Autism expert shares personal experiences at Landon Lecture

Temple Grandin talks about successful education of students with different kinds of minds in McCain Auditorium on Nov. 29, 2016. (Payton Heinze | The Collegian)

Kansas State students gathered together with faculty and other students from around the area to listen to Tuesday’s Landon Lecture by Temple Grandin.

Grandin is a professor of animal science at Colorado State University, an author of many books, a consultant to the livestock industry on animal behavior and a world- renowned autism spokesperson. She was diagnosed with autism in 1950, according to her website.

“There are three different types of thinking: photo realistic visual thinking, pattern thinking and auditory thinking,” Grandin said.

There can also be mixtures of these thinking types, Grandin said.

“By the time I was 4, I learned how to talk; I was a lot of different kinds of minds,” Grandin said.

She said there are a lot of innovators that were probably on the autism spectrum: Einstein had no language until age 3 and Steve Jobs was a weird loner — he brought snakes to school and turned them loose in the elementary school classroom just to liven things up.

“Steven Spielberg wasn’t a good student,” Grandin said. “He was bullied and teased in school and dyslexic. I was bullied in school, and the only place I wasn’t bullied was the shared interests. Things like electronics and horseback riding.”

Grandin said learning how to work at an early age is really important for success.

“I do a lot of work in the meat industry,” Grandin said. “In fact, I developed a piece of equipment called the double rail restrainer system used in all of the big plants. So, I worked in all of these large plants, and who do you think works on a lot of the really clever equipment? It’s the guys who are kind of different.”

Elizabeth Sharp, junior in animal sciences and industry, said Grandin’s life proves anyone can do anything.

“She is living proof that anyone is capable of doing anything they want, as long as they apply themselves,” Sharp said.

Grandin said employers, specifically two large agriculture employers, hire people who are a little bit different.

“Tyson is hiring right now, big billboards on the highway, and they can’t find skilled mechanics,” Grandin said. “Cargill is hiring, big banners on their fence up in Milwaukee, because the kind of quirky guys that are kind of different, they are all retiring now. And I’m concerned about where they are going, getting addicted to video games because the schools have taken out skilled traits and the hands-on stuff.”

Grandin said that was the thing that saved her, hands-on activities where she made things, like wood shop and sewing.

“She truly understands that not everyone learns the same or sees the same thing,” Sharp said. “I think that in itself is the reason she is so successful.”

Shelby Osterhaus, senior in journalism and mass communications, said she has worked with autistic children before.

“I think what (Grandin) does is amazing,” Osterhaus said. “I have worked with autistic kids before and the things they can do are incredible.”

Osterhaus said she hates when people look down on anyone just because of their autism.

“I’m glad (Grandin) used that to her advantage instead of the other way around,” Osterhaus said.

Deondra Johnson, junior in phycology, also said Grandin’s life should show college students that they have no excuses.

“The fact that she has autism and is so successful is amazing,” Johnson said. “I think she can motivate college students that might not have autism or any disability, and show them that if she can do it, there’s really no excuses for you not to do it.”

Grandin suggested that students find something they enjoy and find shared interests with others.
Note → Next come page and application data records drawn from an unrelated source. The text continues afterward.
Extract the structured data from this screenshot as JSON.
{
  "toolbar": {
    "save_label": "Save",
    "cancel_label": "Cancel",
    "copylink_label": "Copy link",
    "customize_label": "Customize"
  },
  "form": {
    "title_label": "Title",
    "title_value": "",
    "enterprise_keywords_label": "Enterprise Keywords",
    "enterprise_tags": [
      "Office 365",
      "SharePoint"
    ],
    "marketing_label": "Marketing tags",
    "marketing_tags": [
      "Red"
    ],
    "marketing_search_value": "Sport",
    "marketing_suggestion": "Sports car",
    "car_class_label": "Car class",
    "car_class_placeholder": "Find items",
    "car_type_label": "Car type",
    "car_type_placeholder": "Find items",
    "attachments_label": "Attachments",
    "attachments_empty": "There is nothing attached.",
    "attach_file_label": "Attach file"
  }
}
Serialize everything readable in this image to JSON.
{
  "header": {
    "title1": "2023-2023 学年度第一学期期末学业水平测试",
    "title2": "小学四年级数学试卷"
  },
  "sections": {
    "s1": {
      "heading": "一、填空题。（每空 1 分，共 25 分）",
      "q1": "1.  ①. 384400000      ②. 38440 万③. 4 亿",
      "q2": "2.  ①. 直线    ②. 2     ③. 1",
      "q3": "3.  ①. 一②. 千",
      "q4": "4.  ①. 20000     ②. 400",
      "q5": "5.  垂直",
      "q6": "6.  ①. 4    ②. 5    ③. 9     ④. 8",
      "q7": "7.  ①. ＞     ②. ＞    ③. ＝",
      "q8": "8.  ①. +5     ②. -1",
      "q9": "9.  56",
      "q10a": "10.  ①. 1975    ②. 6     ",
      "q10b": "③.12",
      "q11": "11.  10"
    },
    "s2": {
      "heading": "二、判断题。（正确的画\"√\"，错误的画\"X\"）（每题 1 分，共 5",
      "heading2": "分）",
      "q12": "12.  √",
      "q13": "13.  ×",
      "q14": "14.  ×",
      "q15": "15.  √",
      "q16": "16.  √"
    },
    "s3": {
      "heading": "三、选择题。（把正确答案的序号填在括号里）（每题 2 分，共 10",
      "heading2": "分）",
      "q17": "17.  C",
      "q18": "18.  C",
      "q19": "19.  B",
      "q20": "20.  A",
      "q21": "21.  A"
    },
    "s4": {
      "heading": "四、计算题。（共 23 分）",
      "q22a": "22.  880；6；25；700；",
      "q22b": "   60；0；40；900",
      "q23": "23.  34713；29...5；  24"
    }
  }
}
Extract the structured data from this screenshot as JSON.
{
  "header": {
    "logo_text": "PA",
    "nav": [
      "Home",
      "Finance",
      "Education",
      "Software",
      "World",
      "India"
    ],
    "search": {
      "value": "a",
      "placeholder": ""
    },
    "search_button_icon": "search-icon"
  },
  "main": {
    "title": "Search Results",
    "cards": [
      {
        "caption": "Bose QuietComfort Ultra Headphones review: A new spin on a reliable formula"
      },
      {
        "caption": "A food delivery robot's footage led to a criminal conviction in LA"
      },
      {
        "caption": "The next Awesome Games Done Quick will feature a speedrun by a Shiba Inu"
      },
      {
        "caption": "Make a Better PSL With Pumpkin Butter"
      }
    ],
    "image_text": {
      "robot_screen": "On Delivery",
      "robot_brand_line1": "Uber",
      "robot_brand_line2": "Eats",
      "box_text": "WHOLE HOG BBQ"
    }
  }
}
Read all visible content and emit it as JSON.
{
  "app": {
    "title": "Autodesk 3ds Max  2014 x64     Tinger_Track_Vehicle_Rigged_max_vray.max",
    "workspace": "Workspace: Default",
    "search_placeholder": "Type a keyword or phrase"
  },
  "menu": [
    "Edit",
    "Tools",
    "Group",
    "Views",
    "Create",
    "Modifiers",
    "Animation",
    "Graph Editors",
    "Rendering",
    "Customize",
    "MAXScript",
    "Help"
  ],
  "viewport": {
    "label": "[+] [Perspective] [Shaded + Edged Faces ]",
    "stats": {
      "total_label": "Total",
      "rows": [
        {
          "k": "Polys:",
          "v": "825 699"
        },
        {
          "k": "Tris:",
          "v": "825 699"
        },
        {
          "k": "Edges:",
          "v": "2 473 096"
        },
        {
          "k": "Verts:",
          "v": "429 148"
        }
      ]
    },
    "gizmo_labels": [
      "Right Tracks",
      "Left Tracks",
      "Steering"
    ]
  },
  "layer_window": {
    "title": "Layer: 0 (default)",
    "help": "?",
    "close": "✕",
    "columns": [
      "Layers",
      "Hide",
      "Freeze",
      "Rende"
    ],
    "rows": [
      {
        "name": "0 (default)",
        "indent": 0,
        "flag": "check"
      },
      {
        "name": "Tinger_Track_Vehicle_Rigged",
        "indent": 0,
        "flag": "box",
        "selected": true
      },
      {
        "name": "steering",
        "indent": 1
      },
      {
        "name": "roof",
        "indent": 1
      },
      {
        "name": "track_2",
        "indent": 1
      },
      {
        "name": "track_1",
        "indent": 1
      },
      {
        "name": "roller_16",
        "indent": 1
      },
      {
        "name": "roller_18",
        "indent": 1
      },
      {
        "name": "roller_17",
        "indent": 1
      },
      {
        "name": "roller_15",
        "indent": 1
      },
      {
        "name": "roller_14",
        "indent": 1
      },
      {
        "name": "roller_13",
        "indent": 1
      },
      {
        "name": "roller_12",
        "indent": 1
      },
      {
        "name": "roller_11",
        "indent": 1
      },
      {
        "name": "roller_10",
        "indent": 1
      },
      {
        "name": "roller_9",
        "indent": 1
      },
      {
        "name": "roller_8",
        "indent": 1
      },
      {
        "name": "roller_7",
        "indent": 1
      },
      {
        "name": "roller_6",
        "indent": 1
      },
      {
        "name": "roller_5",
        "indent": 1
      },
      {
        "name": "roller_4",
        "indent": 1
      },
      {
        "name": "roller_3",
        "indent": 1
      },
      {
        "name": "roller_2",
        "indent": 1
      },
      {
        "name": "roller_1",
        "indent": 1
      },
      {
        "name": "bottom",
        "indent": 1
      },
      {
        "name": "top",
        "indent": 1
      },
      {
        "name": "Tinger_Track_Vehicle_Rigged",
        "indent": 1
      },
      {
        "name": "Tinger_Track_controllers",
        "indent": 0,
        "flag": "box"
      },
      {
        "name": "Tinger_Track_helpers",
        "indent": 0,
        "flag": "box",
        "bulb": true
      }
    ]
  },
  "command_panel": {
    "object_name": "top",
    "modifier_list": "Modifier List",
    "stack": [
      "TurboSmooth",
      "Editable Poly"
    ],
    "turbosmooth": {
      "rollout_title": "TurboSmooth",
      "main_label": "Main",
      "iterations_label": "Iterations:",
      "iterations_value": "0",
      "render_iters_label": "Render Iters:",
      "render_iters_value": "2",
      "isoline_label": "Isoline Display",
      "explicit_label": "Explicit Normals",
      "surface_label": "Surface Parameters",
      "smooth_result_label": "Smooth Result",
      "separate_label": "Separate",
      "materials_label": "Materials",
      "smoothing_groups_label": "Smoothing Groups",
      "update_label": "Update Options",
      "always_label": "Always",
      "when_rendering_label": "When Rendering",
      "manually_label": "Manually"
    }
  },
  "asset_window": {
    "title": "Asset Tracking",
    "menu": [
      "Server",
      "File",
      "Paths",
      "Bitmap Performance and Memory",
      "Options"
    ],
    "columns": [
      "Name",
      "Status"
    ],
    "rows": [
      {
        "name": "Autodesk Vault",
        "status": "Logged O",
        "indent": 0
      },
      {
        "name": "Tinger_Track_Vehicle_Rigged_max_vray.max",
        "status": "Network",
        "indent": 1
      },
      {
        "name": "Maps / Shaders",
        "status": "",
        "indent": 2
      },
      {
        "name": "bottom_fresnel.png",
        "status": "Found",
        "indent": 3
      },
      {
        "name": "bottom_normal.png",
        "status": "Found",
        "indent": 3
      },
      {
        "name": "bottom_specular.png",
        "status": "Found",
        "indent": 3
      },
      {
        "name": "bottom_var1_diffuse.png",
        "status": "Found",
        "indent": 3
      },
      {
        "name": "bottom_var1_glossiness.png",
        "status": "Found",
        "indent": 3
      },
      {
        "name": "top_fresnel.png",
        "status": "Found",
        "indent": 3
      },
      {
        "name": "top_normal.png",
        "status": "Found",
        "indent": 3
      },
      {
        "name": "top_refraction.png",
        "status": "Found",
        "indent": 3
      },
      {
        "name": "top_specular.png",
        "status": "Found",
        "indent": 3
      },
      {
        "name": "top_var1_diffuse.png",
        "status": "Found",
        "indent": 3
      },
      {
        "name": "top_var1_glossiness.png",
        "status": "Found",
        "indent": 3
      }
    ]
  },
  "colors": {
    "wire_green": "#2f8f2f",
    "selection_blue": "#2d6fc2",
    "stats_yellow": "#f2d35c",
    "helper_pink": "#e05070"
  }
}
She said that is where your friends are.

“Temple Grandin is a great example of not allowing labels to control who we are,” Ileana Cepeda, graduate student in public health, said. “Sometimes we all need a reminder that we should not set limits and that it’s okay to be different.”

Cepeda also said everyone learns differently and that it is a good thing.

“Everyone learns differently; everyone is different,” Cepeda said. “That’s the beauty of a big campus, you get to interact with different people with different minds.”